Elizabeth Franklin, PhD, MSW


Elizabeth Franklin, PhD, MSW, is Executive Director of the Cancer Policy Institute (CPI) where she is responsible for all aspects of the CPI including legislative, regulatory, policy, and research priorities as well as operations, fundraising, and management. Elizabeth was formerly Director of Policy and Engagement at the George Washington University Cancer Institute where she worked at both the macro level, developing and implementing the Institute’s policy agenda, and at the micro level, working with the patient-centered care team to ensure that all patients had access to high-quality, timely cancer care. Previously, Elizabeth was Senior Director of Policy and Advocacy with the Prevent Cancer Foundation as well as Special Assistant to the Chief Executive Officer at the headquarters of the National Association of Social Workers.
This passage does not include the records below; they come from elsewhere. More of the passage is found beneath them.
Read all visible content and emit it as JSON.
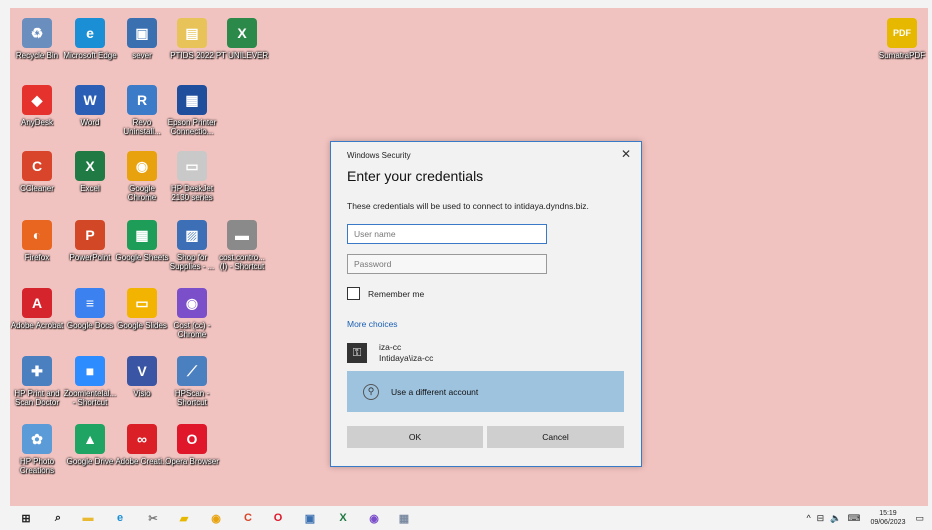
{
  "desktop": {
    "icons": [
      {
        "label": "Recycle Bin",
        "icon": "recycle-bin-icon",
        "glyph": "♻",
        "color": "#6a8fbf"
      },
      {
        "label": "Microsoft Edge",
        "icon": "edge-icon",
        "glyph": "e",
        "color": "#1b8fd6"
      },
      {
        "label": "sever",
        "icon": "network-drive-icon",
        "glyph": "▣",
        "color": "#3a6fb0"
      },
      {
        "label": "PTIDS 2022",
        "icon": "folder-icon",
        "glyph": "▤",
        "color": "#e7c35a"
      },
      {
        "label": "PT UNILEVER",
        "icon": "excel-file-icon",
        "glyph": "X",
        "color": "#2b8a4a"
      },
      {
        "label": "AnyDesk",
        "icon": "anydesk-icon",
        "glyph": "◆",
        "color": "#e5322d"
      },
      {
        "label": "Word",
        "icon": "word-icon",
        "glyph": "W",
        "color": "#2b5fb5"
      },
      {
        "label": "Revo Uninstall...",
        "icon": "revo-uninstaller-icon",
        "glyph": "R",
        "color": "#3b7bc8"
      },
      {
        "label": "Epson Printer Connectio...",
        "icon": "epson-printer-icon",
        "glyph": "▦",
        "color": "#1f4e9c"
      },
      {
        "label": "CCleaner",
        "icon": "ccleaner-icon",
        "glyph": "C",
        "color": "#d9452b"
      },
      {
        "label": "Excel",
        "icon": "excel-icon",
        "glyph": "X",
        "color": "#1f7a43"
      },
      {
        "label": "Google Chrome",
        "icon": "chrome-icon",
        "glyph": "◉",
        "color": "#e8a20e"
      },
      {
        "label": "HP DeskJet 2130 series",
        "icon": "printer-icon",
        "glyph": "▭",
        "color": "#c9c9c9"
      },
      {
        "label": "Firefox",
        "icon": "firefox-icon",
        "glyph": "◐",
        "color": "#e8661f"
      },
      {
        "label": "PowerPoint",
        "icon": "powerpoint-icon",
        "glyph": "P",
        "color": "#d24726"
      },
      {
        "label": "Google Sheets",
        "icon": "google-sheets-icon",
        "glyph": "▦",
        "color": "#1e9d58"
      },
      {
        "label": "Shop for Supplies - ...",
        "icon": "shop-supplies-icon",
        "glyph": "▨",
        "color": "#3c6fb5"
      },
      {
        "label": "cost.contro... (I) - Shortcut",
        "icon": "drive-shortcut-icon",
        "glyph": "▬",
        "color": "#8a8a8a"
      },
      {
        "label": "Adobe Acrobat",
        "icon": "acrobat-icon",
        "glyph": "A",
        "color": "#d5242b"
      },
      {
        "label": "Google Docs",
        "icon": "google-docs-icon",
        "glyph": "≡",
        "color": "#3b82f0"
      },
      {
        "label": "Google Slides",
        "icon": "google-slides-icon",
        "glyph": "▭",
        "color": "#f2b400"
      },
      {
        "label": "Cost (cc) - Chrome",
        "icon": "chrome-profile-icon",
        "glyph": "◉",
        "color": "#7b4fc9"
      },
      {
        "label": "HP Print and Scan Doctor",
        "icon": "hp-doctor-icon",
        "glyph": "✚",
        "color": "#4a7fc0"
      },
      {
        "label": "Zoomientelal... - Shortcut",
        "icon": "zoom-icon",
        "glyph": "■",
        "color": "#2d8cff"
      },
      {
        "label": "Visio",
        "icon": "visio-icon",
        "glyph": "V",
        "color": "#3955a3"
      },
      {
        "label": "HPScan - Shortcut",
        "icon": "hp-scan-icon",
        "glyph": "⟋",
        "color": "#4a7fc0"
      },
      {
        "label": "HP Photo Creations",
        "icon": "hp-photo-icon",
        "glyph": "✿",
        "color": "#5a9bd8"
      },
      {
        "label": "Google Drive",
        "icon": "google-drive-icon",
        "glyph": "▲",
        "color": "#1fa463"
      },
      {
        "label": "Adobe Creati...",
        "icon": "creative-cloud-icon",
        "glyph": "∞",
        "color": "#da1f26"
      },
      {
        "label": "Opera Browser",
        "icon": "opera-icon",
        "glyph": "O",
        "color": "#e0162b"
      },
      {
        "label": "SumatraPDF",
        "icon": "sumatra-pdf-icon",
        "glyph": "PDF",
        "color": "#e6b800"
      }
    ]
  },
  "dialog": {
    "window_title": "Windows Security",
    "close_glyph": "✕",
    "heading": "Enter your credentials",
    "description": "These credentials will be used to connect to intidaya.dyndns.biz.",
    "username_placeholder": "User name",
    "password_placeholder": "Password",
    "remember_label": "Remember me",
    "more_choices": "More choices",
    "saved_account": {
      "name": "iza-cc",
      "domain": "Intidaya\\iza-cc",
      "icon": "key-icon",
      "glyph": "⚿"
    },
    "different_account": {
      "label": "Use a different account",
      "icon": "person-icon",
      "glyph": "⚲"
    },
    "ok_label": "OK",
    "cancel_label": "Cancel"
  },
  "taskbar": {
    "items": [
      {
        "icon": "start-icon",
        "glyph": "⊞",
        "color": "#222"
      },
      {
        "icon": "search-icon",
        "glyph": "⌕",
        "color": "#222"
      },
      {
        "icon": "file-explorer-icon",
        "glyph": "▬",
        "color": "#e8b931"
      },
      {
        "icon": "edge-icon",
        "glyph": "e",
        "color": "#1b8fd6"
      },
      {
        "icon": "snipping-icon",
        "glyph": "✂",
        "color": "#7a7a7a"
      },
      {
        "icon": "foxit-icon",
        "glyph": "▰",
        "color": "#e6b800"
      },
      {
        "icon": "chrome-icon",
        "glyph": "◉",
        "color": "#e8a20e"
      },
      {
        "icon": "ccleaner-icon",
        "glyph": "C",
        "color": "#d9452b"
      },
      {
        "icon": "opera-icon",
        "glyph": "O",
        "color": "#e0162b"
      },
      {
        "icon": "remote-desktop-icon",
        "glyph": "▣",
        "color": "#3a6fb0"
      },
      {
        "icon": "excel-icon",
        "glyph": "X",
        "color": "#1f7a43"
      },
      {
        "icon": "chrome-profile-icon",
        "glyph": "◉",
        "color": "#7b4fc9"
      },
      {
        "icon": "calculator-icon",
        "glyph": "▦",
        "color": "#7a8aa0"
      }
    ],
    "tray": {
      "chevron": "^",
      "network_glyph": "⊟",
      "volume_glyph": "🔈",
      "keyboard_glyph": "⌨",
      "time": "15:19",
      "date": "09/06/2023",
      "notification_glyph": "▭"
    }
  }
}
Elizabeth is a recognized author and speaker. Her articles have appeared in peer-reviewed journals such as the Journal of Cancer Education, Journal of Patient Experience, Journal of Clinical Pathways, Health and Social Work, and Value in Health. She has co-authored two books on non-profit leadership and co-edited two social work texts. In addition, she is a member of various organizations and coalitions, including the Association of Oncology Social Work (where she serves on the advocacy committee), Academy of Oncology Nurse and Patient Navigators (where she serves on the Leadership Council and as Chair of the Policy and Advocacy Committee), and the Alliance for Quality Psychosocial Cancer Care (where she serves as co-chair). 

Elizabeth earned her doctorate at the University of Maryland School of Social Work, where she focused her dissertation on the ways in which patients define value in the cancer care system and how those definitions can be incorporated into public policy and clinical practice. Elizabeth obtained her Masters Degree in Social Work from the University of Illinois at Chicago and her Bachelors Degree in Social Work from the University of Kentucky.
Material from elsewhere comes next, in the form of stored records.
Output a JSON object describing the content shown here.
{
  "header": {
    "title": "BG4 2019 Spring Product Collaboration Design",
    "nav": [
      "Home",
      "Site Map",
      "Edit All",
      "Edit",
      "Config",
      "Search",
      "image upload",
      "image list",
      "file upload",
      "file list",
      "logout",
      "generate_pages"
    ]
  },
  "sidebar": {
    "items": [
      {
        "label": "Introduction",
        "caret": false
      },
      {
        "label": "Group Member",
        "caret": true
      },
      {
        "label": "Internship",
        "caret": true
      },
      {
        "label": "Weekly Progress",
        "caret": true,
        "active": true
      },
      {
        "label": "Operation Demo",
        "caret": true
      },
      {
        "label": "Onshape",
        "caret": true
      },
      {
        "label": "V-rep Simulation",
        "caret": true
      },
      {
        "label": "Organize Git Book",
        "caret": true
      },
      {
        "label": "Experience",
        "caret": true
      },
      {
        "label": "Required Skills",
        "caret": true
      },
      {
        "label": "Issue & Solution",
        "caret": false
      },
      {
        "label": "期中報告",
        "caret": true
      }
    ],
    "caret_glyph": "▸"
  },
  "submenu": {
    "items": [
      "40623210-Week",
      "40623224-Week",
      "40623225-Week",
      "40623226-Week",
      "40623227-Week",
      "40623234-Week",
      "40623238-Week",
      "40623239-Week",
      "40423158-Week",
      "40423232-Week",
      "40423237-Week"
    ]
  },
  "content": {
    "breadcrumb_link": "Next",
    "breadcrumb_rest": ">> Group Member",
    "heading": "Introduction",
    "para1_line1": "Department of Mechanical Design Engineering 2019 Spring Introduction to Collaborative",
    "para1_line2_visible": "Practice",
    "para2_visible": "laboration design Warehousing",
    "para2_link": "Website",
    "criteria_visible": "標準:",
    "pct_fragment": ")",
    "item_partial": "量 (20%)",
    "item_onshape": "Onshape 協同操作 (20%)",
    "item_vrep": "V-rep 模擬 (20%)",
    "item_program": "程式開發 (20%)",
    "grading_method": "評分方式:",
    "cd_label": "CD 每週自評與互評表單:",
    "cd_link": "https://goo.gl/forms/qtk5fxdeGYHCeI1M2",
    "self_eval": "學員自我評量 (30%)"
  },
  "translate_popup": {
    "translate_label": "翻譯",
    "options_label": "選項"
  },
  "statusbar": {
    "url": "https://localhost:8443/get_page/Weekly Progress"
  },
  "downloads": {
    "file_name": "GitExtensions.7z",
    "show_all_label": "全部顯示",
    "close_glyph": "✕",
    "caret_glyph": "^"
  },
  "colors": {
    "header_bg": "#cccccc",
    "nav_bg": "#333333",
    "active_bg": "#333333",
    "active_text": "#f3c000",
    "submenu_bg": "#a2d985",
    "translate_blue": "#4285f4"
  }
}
Blog Posts

Blood samples
Read December 15, 2020

Cancer Screening and Detection Innovation: What It Could Mean for Patients

Since the signing of the National Cancer Act in 1971, scientific and medical progress has resulted in extraordinary advancements in our ability to treat cancer. However, equally as important as treatment advances is our ability to detect cancer at the earliest stages, when the chance of surviving for at least five years is high.
Read June 25, 2020
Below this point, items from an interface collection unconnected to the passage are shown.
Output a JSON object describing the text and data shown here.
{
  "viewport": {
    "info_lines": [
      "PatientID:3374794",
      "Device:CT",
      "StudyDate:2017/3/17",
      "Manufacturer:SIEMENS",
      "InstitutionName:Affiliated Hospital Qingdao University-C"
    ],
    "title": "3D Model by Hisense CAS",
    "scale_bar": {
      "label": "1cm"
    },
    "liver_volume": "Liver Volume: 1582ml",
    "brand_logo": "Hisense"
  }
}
What Cancer Patients, Survivors and Caregivers Need to Know about the Coronavirus

For many cancer patients and survivors with compromised immune systems, the reporting on this public health emergency may likely be source of anxiety. At a time when information is coming at us at a rapid pace, we are putting resources for you here, in one place. Read on to view a list of the resources we have and the actions CSC are taking to provide support to individuals affected by cancer.
Read December 14, 2018

Changes Proposed to Prescription Drug Commercials

In May of 2018, the Trump Administration committed to lowering the costs of prescription drugs and out-of-pocket spending for patients. One of the ways in which the Administration suggested meeting this goal was by changing the information available to consumers in television ads that market medications, which lead to a new rule that would require pharmaceutical companies to disclose the “list price” of drugs.